Translating as “Old Oslo”, Gamle Oslo encompasses the eastern side of the Norwegian capital, as well as several islands in the Oslofjord. It’s home to the multicultural district of Grønland and the medieval ruins of Middelalderparken, as well as former industrial sites transformed into modern residential, leisure and entertainment areas.
Things to do in Gamle Oslo
Experience the buzz of Grønland, a multicultural neighbourhood renowned for its Middle Eastern stores, laid-back pubs and casual curry houses. You can coincide your visit with a performance by a big-name artist at the Oslo Spektrum arena or learn about Norway’s history of immigration at the Intercultural Museum. Grønland is also home to Oslo’s largest church, the Grønland Church, which is topped by a monumental tower.

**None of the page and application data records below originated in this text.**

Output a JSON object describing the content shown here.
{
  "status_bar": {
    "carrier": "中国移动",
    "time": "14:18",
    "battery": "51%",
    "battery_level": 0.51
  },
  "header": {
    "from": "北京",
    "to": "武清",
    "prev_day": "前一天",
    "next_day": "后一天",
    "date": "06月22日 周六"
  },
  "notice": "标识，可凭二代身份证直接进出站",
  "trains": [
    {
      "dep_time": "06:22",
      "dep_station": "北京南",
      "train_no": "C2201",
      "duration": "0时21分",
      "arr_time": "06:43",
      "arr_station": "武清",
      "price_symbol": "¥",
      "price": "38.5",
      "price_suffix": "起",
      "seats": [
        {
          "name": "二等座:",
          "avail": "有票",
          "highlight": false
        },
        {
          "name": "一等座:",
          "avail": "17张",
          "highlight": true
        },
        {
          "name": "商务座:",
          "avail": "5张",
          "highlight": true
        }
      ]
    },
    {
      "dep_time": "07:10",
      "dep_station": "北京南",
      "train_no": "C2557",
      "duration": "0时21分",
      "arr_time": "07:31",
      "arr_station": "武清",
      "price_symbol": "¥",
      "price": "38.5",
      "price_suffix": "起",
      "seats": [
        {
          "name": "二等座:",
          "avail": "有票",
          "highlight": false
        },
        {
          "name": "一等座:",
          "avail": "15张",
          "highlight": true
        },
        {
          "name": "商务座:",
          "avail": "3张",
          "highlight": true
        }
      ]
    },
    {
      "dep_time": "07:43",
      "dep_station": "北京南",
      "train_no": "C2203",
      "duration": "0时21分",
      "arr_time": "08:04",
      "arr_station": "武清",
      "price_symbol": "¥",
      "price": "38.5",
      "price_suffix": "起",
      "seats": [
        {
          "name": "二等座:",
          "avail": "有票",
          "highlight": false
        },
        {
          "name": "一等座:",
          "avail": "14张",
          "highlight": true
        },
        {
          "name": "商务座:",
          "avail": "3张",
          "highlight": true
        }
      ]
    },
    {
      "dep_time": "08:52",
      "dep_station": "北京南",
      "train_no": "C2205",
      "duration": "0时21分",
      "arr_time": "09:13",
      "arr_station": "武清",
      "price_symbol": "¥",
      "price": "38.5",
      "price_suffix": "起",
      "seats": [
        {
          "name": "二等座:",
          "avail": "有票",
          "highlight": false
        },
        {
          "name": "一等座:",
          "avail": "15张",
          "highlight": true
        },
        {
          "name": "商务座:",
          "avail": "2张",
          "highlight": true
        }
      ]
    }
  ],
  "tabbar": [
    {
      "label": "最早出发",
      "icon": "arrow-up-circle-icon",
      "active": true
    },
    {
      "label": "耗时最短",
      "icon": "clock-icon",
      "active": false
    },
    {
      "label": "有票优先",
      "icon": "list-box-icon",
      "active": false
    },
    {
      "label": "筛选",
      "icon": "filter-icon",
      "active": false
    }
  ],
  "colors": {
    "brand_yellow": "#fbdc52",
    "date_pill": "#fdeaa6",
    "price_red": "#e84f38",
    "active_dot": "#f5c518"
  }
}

Once serving as a container dock, Sørenga has been transformed into a lively district characterised by modern residential complexes, attractive green spaces and waterfront restaurants. If you’re visiting in the summer, you can enjoy a dip at the Sørenga Seawater Pool or soak up the views towards the Akershus Fortress and the Oslo Opera House.
One of Gamle Oslo’s most fascinating green spaces is Middelalderparken, which preserves the stone ruins of two churches and a formal royal estate. Explore the foundations of St. Clement’s Church and the excavated remains of St. Mary’s Church, then follow the motte-and-bailey walls of the Oslo Kongsgård. Middelalderparken lies where the city met the Oslofjord during the Middle Ages and is juxtaposed against the high-rise buildings of the Barcode Project.
Getting around Gamle Oslo
Gamle Oslo is a 40-minute drive from Oslo Airport and is well served by trains connecting to Oslo railway station. Both trams and buses travel throughout Gamle Oslo, while most of the area’s attractions can be accessed on foot.